On Writing ‘The Methuselah Gene’
I’ve been writing ‘The Methuselah Gene‘ (previous working titles have included ‘All Our Yesterdays’, ‘All Our Tomorrows’ and -very briefly- ‘Time Will Tell’) for almost four years now. It evolved from a mind-bending, time-spanning love story (not much like ‘The Time Traveller’s Wife’ but the same genre) into a much darker tale of death, kidnap and the long-reaching effects of genetic research that I could hardly have anticipated when I wrote the very first line back in 2011!
As all writers know, you start with an idea which mutates with each draft; sometimes you begin with one premise and stick with it until the final draft, changing very little of your core story along the way; sometimes you realise that the original idea just doesn’t work as you get deeper into the plotting and writing, and one small tweak will change the whole premise, hopefully for the better.
‘What if?’ are two words which excite me more than any other when I’m writing. Sometimes they are silent, spoken internally (and occasionally, out loud to myself); sometimes in conversation with family, friends or fellow writers. All those ‘what-ifs’ get noted down (sometimes neatly, more often not) and will be mulled over at length – but when an idea is good, your pen can hardly keep up with your mind… that feeling should almost be made illegal, it’s that good.
The original lead character of the story, Eva, was a widow and a bereaved mother in the very first draft – that much has never changed, although Eva is no longer the central character, and the deaths of her first husband and daughter are twenty-five years in the past. The deaths of her family were accidental in those early drafts – until one day I found myself thinking ‘But what if it wasn’t accidental? What if they were murdered? Who would have done it, and why?’
That question led me down a whole new path, which took the time-slip element of the first version, made it time travel instead, and made Eva’s new partner (Tom) a bereaved parent too. Research into the reason for his son’s death threw in mutated DNA in the form of Progeria, and we were off – the love story became a mystery and a detective story with a science-fiction premise.
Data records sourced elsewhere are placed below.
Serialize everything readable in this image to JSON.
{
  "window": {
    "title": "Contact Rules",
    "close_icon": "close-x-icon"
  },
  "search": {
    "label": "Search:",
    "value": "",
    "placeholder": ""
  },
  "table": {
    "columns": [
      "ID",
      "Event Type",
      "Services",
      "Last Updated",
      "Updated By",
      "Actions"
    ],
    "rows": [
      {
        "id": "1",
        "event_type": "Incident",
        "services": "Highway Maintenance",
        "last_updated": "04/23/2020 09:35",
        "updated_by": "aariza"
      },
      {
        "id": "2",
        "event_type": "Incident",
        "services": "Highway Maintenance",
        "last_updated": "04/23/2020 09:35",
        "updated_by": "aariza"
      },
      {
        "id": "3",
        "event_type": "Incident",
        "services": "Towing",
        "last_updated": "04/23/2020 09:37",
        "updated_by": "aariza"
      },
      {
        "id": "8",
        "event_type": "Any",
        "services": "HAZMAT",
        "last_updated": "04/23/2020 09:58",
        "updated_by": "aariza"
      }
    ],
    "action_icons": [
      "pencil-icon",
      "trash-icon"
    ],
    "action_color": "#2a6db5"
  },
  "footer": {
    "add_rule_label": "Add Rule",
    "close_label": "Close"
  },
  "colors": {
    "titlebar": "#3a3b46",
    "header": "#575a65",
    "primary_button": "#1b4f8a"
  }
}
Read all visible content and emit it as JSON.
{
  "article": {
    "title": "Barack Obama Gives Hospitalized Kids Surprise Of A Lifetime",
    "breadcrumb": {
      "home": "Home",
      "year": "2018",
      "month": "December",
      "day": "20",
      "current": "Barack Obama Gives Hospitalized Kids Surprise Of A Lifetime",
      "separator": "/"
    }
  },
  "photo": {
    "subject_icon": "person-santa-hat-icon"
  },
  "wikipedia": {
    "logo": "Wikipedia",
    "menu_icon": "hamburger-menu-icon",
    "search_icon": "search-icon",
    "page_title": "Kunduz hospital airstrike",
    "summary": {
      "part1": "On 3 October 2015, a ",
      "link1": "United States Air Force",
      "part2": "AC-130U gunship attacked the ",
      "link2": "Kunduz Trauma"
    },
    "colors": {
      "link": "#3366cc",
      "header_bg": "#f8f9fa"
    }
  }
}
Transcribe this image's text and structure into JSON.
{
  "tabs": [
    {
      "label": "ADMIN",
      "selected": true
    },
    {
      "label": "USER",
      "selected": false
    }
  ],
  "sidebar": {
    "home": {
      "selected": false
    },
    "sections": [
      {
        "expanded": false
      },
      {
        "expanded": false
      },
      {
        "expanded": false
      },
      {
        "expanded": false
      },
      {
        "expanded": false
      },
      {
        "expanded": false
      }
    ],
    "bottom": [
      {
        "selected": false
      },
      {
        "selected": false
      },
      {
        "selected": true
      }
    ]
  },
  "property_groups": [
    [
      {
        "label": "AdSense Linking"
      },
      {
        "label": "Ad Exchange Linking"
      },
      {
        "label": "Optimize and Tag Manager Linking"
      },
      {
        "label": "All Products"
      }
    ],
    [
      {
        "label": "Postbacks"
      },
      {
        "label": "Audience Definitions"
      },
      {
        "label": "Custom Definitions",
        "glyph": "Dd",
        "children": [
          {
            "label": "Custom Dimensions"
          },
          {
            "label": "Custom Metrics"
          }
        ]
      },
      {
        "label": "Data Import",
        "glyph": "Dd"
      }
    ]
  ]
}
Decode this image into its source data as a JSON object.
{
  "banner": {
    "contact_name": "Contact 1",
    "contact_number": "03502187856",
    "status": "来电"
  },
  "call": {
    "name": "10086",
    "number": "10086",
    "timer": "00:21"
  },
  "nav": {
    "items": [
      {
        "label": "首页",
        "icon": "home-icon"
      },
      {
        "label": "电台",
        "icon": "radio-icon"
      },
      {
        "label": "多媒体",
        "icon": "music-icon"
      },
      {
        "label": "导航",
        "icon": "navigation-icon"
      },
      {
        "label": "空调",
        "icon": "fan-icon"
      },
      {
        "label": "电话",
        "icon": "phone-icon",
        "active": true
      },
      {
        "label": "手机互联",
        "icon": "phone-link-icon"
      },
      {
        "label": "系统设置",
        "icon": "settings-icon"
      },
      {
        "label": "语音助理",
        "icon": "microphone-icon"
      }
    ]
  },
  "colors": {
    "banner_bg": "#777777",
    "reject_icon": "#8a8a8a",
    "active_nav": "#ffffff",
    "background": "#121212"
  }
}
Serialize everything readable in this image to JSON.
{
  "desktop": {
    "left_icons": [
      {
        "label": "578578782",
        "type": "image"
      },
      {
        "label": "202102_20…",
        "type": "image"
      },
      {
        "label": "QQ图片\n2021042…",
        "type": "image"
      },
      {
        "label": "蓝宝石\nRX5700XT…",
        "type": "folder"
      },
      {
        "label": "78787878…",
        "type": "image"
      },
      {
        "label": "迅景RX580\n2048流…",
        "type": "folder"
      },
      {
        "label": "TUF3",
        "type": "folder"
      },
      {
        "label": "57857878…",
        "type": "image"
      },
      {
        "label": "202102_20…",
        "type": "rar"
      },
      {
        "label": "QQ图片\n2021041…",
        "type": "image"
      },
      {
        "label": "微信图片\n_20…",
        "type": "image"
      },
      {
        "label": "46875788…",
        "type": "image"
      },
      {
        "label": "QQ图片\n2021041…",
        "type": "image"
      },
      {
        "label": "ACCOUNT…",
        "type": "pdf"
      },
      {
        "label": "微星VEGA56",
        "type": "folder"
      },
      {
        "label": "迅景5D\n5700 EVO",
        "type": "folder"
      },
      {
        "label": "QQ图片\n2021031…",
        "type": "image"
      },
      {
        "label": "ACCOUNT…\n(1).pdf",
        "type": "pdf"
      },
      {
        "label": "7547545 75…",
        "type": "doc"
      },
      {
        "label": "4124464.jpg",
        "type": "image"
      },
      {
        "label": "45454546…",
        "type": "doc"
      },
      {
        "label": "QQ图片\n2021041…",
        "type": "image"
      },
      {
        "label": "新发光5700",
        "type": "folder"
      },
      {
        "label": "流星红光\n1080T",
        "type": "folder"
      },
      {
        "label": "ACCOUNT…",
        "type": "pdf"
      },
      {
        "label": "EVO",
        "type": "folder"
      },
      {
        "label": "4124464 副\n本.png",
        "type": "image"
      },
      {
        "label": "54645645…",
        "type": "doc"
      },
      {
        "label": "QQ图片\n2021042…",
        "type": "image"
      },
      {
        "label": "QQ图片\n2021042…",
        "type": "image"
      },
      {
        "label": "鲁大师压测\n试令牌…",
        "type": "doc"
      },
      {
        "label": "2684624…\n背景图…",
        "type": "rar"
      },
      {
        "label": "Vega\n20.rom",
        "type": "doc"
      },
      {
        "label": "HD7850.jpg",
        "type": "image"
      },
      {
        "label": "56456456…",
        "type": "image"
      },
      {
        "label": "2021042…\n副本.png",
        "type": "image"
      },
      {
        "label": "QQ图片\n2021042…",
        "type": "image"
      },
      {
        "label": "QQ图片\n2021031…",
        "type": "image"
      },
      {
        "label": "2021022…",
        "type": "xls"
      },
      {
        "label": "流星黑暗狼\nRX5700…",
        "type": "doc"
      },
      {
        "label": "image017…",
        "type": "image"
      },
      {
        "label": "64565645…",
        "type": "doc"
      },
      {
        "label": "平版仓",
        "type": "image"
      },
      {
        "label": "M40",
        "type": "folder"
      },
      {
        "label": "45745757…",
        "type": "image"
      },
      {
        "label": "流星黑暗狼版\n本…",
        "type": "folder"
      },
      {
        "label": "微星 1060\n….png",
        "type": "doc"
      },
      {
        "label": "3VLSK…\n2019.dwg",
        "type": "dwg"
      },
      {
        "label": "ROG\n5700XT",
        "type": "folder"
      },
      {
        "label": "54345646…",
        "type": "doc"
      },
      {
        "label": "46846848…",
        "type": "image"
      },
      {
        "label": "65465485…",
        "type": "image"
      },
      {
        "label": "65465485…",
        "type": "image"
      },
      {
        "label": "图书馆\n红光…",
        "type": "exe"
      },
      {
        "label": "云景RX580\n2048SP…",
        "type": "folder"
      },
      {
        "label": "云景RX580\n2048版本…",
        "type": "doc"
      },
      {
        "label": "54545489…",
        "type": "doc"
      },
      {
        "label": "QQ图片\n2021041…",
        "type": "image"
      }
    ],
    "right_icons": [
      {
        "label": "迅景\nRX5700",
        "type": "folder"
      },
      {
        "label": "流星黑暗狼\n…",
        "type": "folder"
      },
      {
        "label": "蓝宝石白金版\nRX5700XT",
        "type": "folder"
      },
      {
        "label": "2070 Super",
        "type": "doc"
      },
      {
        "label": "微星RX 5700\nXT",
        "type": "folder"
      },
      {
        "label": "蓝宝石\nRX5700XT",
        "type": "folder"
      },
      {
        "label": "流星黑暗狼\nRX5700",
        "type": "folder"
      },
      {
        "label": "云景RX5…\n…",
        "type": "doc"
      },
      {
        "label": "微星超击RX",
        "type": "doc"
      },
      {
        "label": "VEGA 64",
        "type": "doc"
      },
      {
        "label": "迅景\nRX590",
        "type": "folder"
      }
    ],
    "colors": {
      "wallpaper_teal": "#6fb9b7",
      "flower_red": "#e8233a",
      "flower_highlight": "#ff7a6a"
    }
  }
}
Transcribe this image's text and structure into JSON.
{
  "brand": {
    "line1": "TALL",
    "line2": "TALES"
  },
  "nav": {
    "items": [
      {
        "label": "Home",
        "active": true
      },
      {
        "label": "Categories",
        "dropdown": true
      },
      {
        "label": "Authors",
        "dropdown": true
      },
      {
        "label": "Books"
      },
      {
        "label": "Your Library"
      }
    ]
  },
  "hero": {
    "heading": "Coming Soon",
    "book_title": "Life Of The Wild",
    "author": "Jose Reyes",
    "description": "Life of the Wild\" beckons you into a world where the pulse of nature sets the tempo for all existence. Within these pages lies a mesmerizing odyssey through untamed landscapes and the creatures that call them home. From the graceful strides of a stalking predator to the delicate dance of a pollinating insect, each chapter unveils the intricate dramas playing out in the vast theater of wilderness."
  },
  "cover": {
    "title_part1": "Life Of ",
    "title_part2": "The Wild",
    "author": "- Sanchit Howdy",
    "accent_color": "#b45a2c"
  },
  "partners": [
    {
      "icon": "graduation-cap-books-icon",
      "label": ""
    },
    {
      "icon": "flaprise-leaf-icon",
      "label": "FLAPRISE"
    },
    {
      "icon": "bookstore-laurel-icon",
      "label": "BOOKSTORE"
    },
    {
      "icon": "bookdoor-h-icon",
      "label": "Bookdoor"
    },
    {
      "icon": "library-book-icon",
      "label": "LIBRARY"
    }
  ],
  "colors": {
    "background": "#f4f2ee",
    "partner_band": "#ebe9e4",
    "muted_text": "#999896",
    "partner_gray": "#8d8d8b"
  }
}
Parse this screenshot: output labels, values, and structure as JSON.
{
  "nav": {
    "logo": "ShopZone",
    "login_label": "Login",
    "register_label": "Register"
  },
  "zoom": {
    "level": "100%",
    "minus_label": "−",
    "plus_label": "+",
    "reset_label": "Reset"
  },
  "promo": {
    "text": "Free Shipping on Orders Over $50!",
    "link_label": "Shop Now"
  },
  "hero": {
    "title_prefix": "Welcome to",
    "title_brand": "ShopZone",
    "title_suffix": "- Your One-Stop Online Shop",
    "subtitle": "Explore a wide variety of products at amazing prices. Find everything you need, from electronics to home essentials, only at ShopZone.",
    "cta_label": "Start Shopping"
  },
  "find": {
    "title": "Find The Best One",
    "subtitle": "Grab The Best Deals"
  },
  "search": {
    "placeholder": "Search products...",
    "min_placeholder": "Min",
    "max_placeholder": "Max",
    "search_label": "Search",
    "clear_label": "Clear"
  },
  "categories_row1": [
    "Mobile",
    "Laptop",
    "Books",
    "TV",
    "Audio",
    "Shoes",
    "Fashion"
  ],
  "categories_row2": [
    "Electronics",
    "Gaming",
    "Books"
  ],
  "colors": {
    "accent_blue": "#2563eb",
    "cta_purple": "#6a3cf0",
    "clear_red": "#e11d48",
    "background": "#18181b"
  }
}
Although not quite so much of the science in the story is fiction, as it happens, because the research which is key to the central plot is in fact happening right now … which makes this, I hope, the optimum time to tell the story!
Also ‘pursuant to our interests’:
Related to ‘The Methuselah Gene‘ only in that it deals with the science of DNA, the story of Genetic Fingerprinting is about to begin filming in Michael Crompton’s new drama for ITV, ‘Code of A Killer‘.
Starring David Threlfall as Detective David Baker and John Simm as Genetics Professor Alec Jeffreys, ‘Code of A Killer’ tells the true story of how, in 1984, Alec Jeffrey’s ground-breaking research enabled Baker to catch a double killer by using the killer’s unique DNA fingerprint to tie him to the murders.
It is hard to imagine a world where the police don’t have access to Jeffrey’s DNA-Fingerprinting techniques – definitely one to watch!
Produced by World Productions and directed by James Strong, the drama will deal sensitively with the subject matter, and will air on ITV in 2015.